▸ **TASK BRIEF**
When you restate the data, keep every word as it is and drop the images.

(EXTRACTED RECORDS begins)

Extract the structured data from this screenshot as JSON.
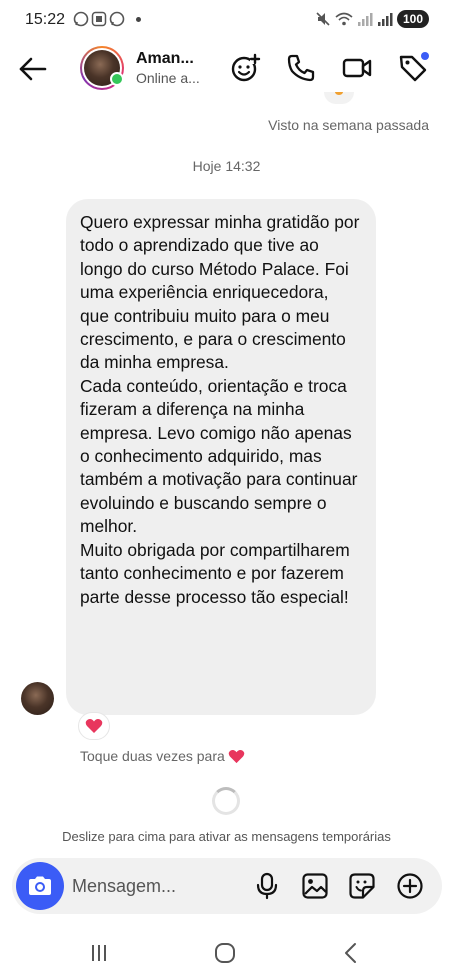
{
  "status_bar": {
    "time": "15:22",
    "battery": "100"
  },
  "header": {
    "contact_name": "Aman...",
    "contact_status": "Online a...",
    "icons": [
      "back-arrow-icon",
      "add-emoji-icon",
      "phone-icon",
      "video-camera-icon",
      "tag-icon"
    ]
  },
  "thread": {
    "seen_label": "Visto na semana passada",
    "date_separator": "Hoje 14:32",
    "message": {
      "text": "Quero expressar minha gratidão por todo o aprendizado que tive ao longo do curso Método Palace. Foi uma experiência enriquecedora, que contribuiu muito para o meu crescimento, e para o crescimento da minha empresa.\nCada conteúdo, orientação e troca fizeram a diferença na minha empresa. Levo comigo não apenas o conhecimento adquirido, mas também a motivação para continuar evoluindo e buscando sempre o melhor.\nMuito obrigada por compartilharem tanto conhecimento e por fazerem parte desse processo tão especial!",
      "reaction": "heart"
    },
    "double_tap_hint": "Toque duas vezes para",
    "vanish_mode_hint": "Deslize para cima para ativar as mensagens temporárias"
  },
  "composer": {
    "placeholder": "Mensagem...",
    "icons": [
      "camera-icon",
      "microphone-icon",
      "gallery-icon",
      "sticker-icon",
      "plus-circle-icon"
    ]
  },
  "colors": {
    "accent": "#3b5cf6",
    "bubble": "#efefef",
    "heart": "#e8365d",
    "online": "#34c759"
  }
}
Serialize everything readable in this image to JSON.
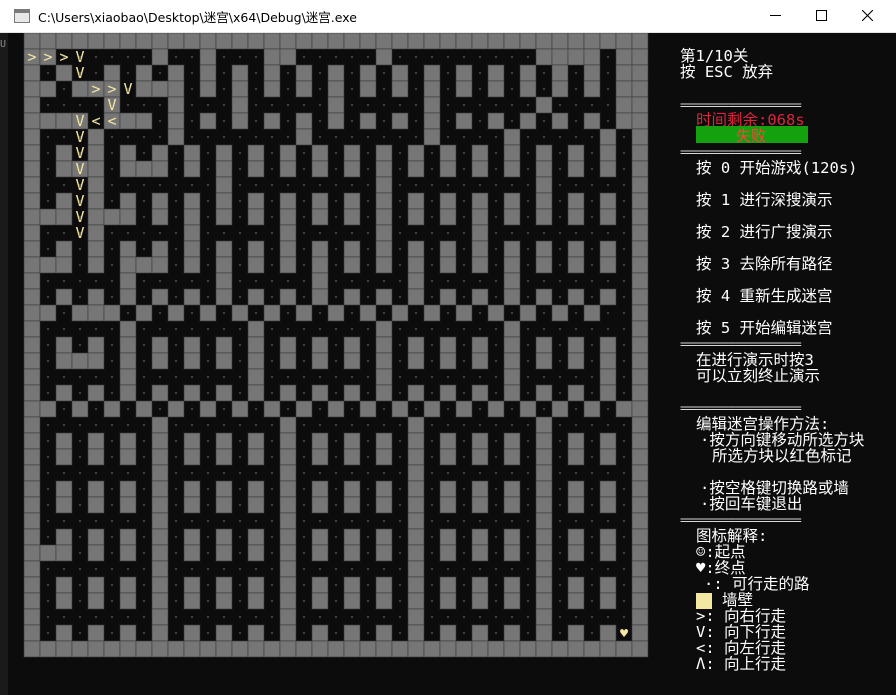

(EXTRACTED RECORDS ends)

▸ **ANSWER FOR THIS EXERCISE**
Extract the structured data from this screenshot as JSON.
{
  "status_bar": {
    "time": "15:22",
    "battery": "100"
  },
  "header": {
    "contact_name": "Aman...",
    "contact_status": "Online a...",
    "icons": [
      "back-arrow-icon",
      "add-emoji-icon",
      "phone-icon",
      "video-camera-icon",
      "tag-icon"
    ]
  },
  "thread": {
    "seen_label": "Visto na semana passada",
    "date_separator": "Hoje 14:32",
    "message": {
      "text": "Quero expressar minha gratidão por todo o aprendizado que tive ao longo do curso Método Palace. Foi uma experiência enriquecedora, que contribuiu muito para o meu crescimento, e para o crescimento da minha empresa.\nCada conteúdo, orientação e troca fizeram a diferença na minha empresa. Levo comigo não apenas o conhecimento adquirido, mas também a motivação para continuar evoluindo e buscando sempre o melhor.\nMuito obrigada por compartilharem tanto conhecimento e por fazerem parte desse processo tão especial!",
      "reaction": "heart"
    },
    "double_tap_hint": "Toque duas vezes para",
    "vanish_mode_hint": "Deslize para cima para ativar as mensagens temporárias"
  },
  "composer": {
    "placeholder": "Mensagem...",
    "icons": [
      "camera-icon",
      "microphone-icon",
      "gallery-icon",
      "sticker-icon",
      "plus-circle-icon"
    ]
  },
  "colors": {
    "accent": "#3b5cf6",
    "bubble": "#efefef",
    "heart": "#e8365d",
    "online": "#34c759"
  }
}
Serialize everything readable in this image to JSON.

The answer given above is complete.